Before the eagerly awaited final between Wimbledon champion Serena Williams and French Open champion Maria Sharapova, NBC analyst Rennae Stubbs said, “It’s hard to believe Serena’s form here is even better than at Wimbledon. It’s been flawless.”
Who could argue? After trouncing Australian Open titlist and No. 1-ranked Victoria Azarenka 6-1, 6-2 in the semis, Serena had dropped only 16 games in five matches. Serving phenomenally, she belted 50 aces while only committing two double faults. Even more jaw-dropping, she hit 141 winners versus just 57 unforced errors. “She has what I call her old mojo back,” added Stubbs.

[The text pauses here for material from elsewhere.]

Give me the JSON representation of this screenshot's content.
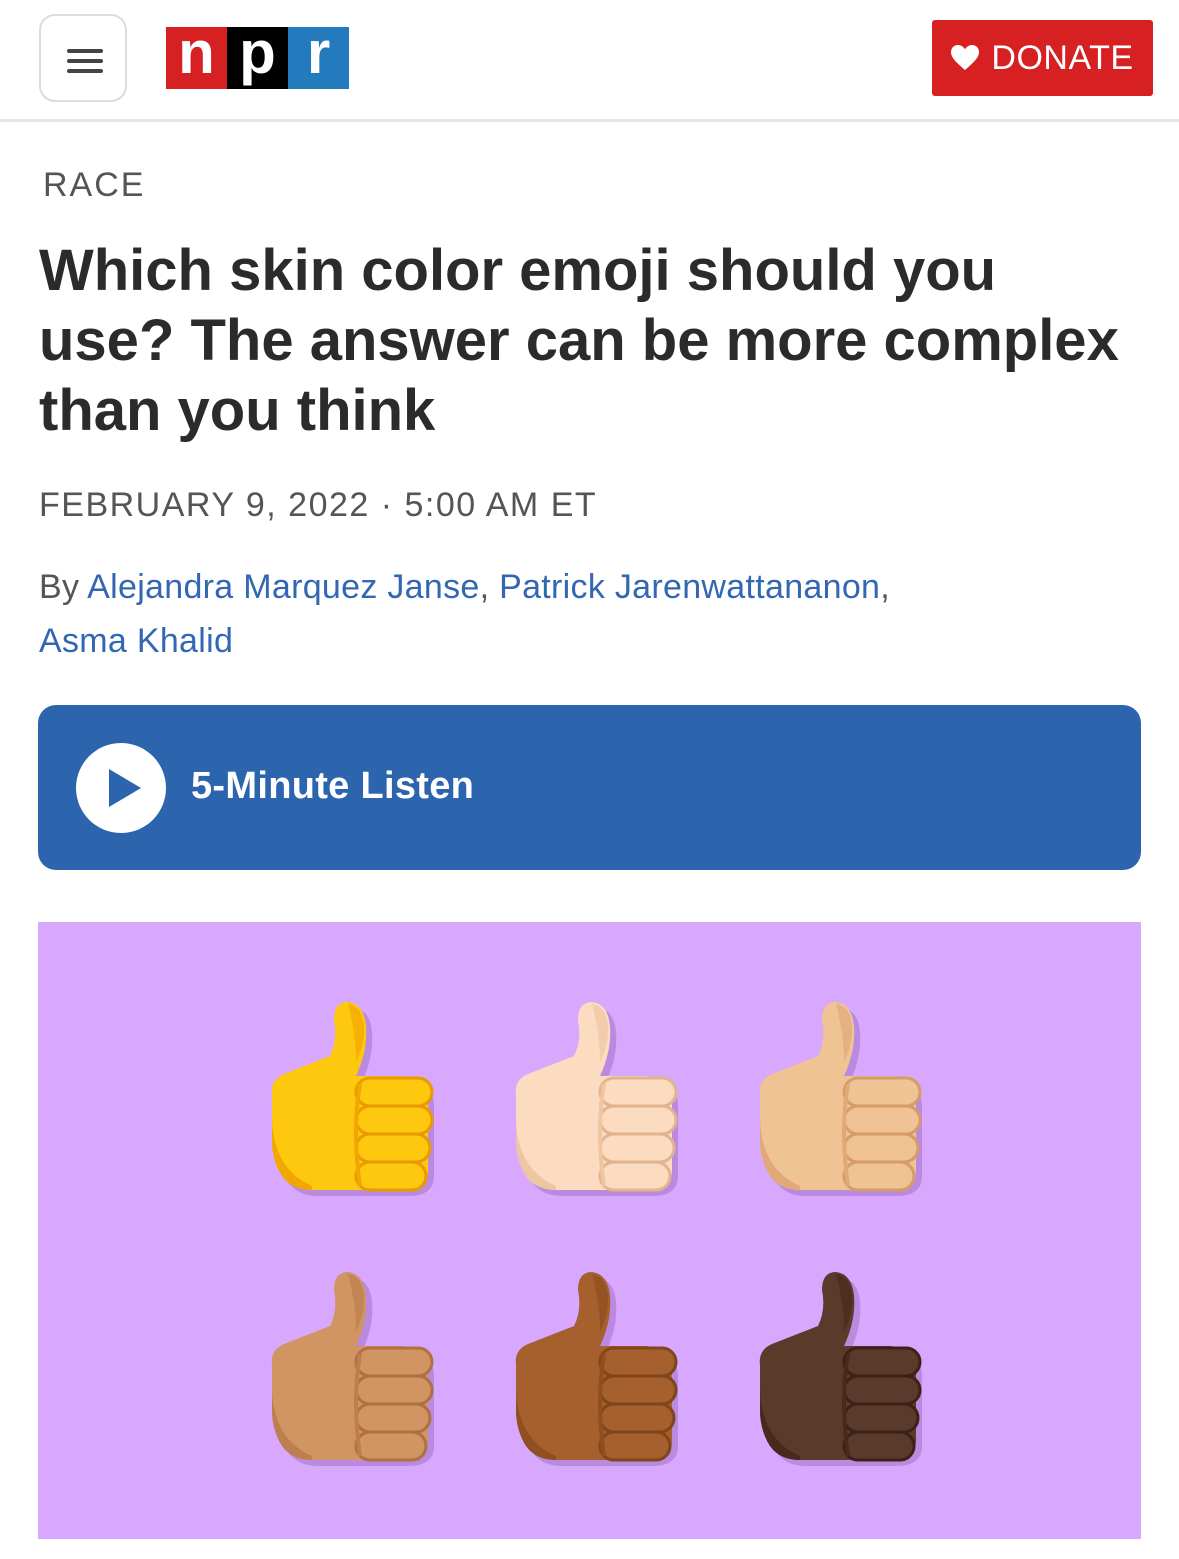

Indeed, receding in the rearview mirror were dismal showings at the Australian and French Opens. You may remember she was shocked 6-2, 6-3 by No. 56 Ekaterina Makarova in Melbourne. Even more puzzling was her emotional first-round meltdown against No. 111 Virginie Razzano in Paris. There she blew a 5-1 tiebreaker lead and cried after losing the second set en route to the huge 4-6, 7-6, 6-3 upset.
Super-charged to capture a singles gold medal, the only prestigious title missing from her glittering resume, Serena started the Olympics final with a bang—actually three bangs—three aces to hold serve at love. But this match was different from her three-set Wimbledon final against Agnieszska Radwanska, where she appeared mortal and would have to serve out of trouble.
Sure, she racked up a modest (for her) 10 aces while she overwhelmed the determined but outgunned Sharapova 6-0, 6-1. But every phase of Serena’s ferocious firepower was ruthlessly efficient. It seemed like she was combining John Isner’s serve with Roger Federer’s forehand and Novak Djokovic’s backhand. For good measure, she won 6 of 7 (86%) net points. All told, she whacked 24 winners, compared to only 6 for renowned power player Sharapova.
Even the notoriously self-critical Serena had to acknowledge, “I’ve never played better.” Besides annihilating her top two rivals in the medal rounds, Serena had crushed a tough draw that included former No. 1s Caroline Wozniacki and Jelena Jankovic, former No. 2 Vera Zvonareva and fast-improving No. 43 Ursula Radwanska. Serena’s domination extended to doubles where she and Venus, now 32, defeated the Nos. 2, 3, 4 and 5 seeded teams to capture their third doubles gold medal without losing a set.
When asked to explain why she’s played such terrific tennis at nearly 31, the inimitable Serena, never at a loss for words, expounded, “I don’t know. I just always give all the glory to God. You know, lately I’ve just been focused only on tennis, nothing else, no distractions, no life. (Smiling) My life is practice in the morning, training in the afternoon. Wake up to practice in the morning, training. Definitely been spending a lot more time maybe on the tennis court.”
The revealing answer makes one wonder what Serena, who owns 14 Grand Slam singles titles, could have achieved had she “focused only on tennis” throughout her glorious but sometimes frustratingly erratic career. After she won Wimbledon, when asked if she could equal the 18 major singles titles amassed by legends Martina Navratilova and Chris Evert, Serena replied, “I don’t see why not.”
If Serena stays healthy and focused, it’s foolish to bet against her.
Paul Fein has received more than 30 writing awards and authored three books, Tennis Confidential: Today’s Greatest Players, Matches, and Controversies; You Can Quote Me on That: Greatest Tennis Quips, Insights, and Zingers; and Tennis Confidential II: More of Today’s Greatest Players, Matches, and Controversies. Fein is also a USPTA-certified teaching pro and coach with a Pro-1 rating, former director of the Springfield (Mass.) Satellite Tournament, a former top 10-ranked men’s open New England tournament player and No. 1-ranked Super Senior player in New England.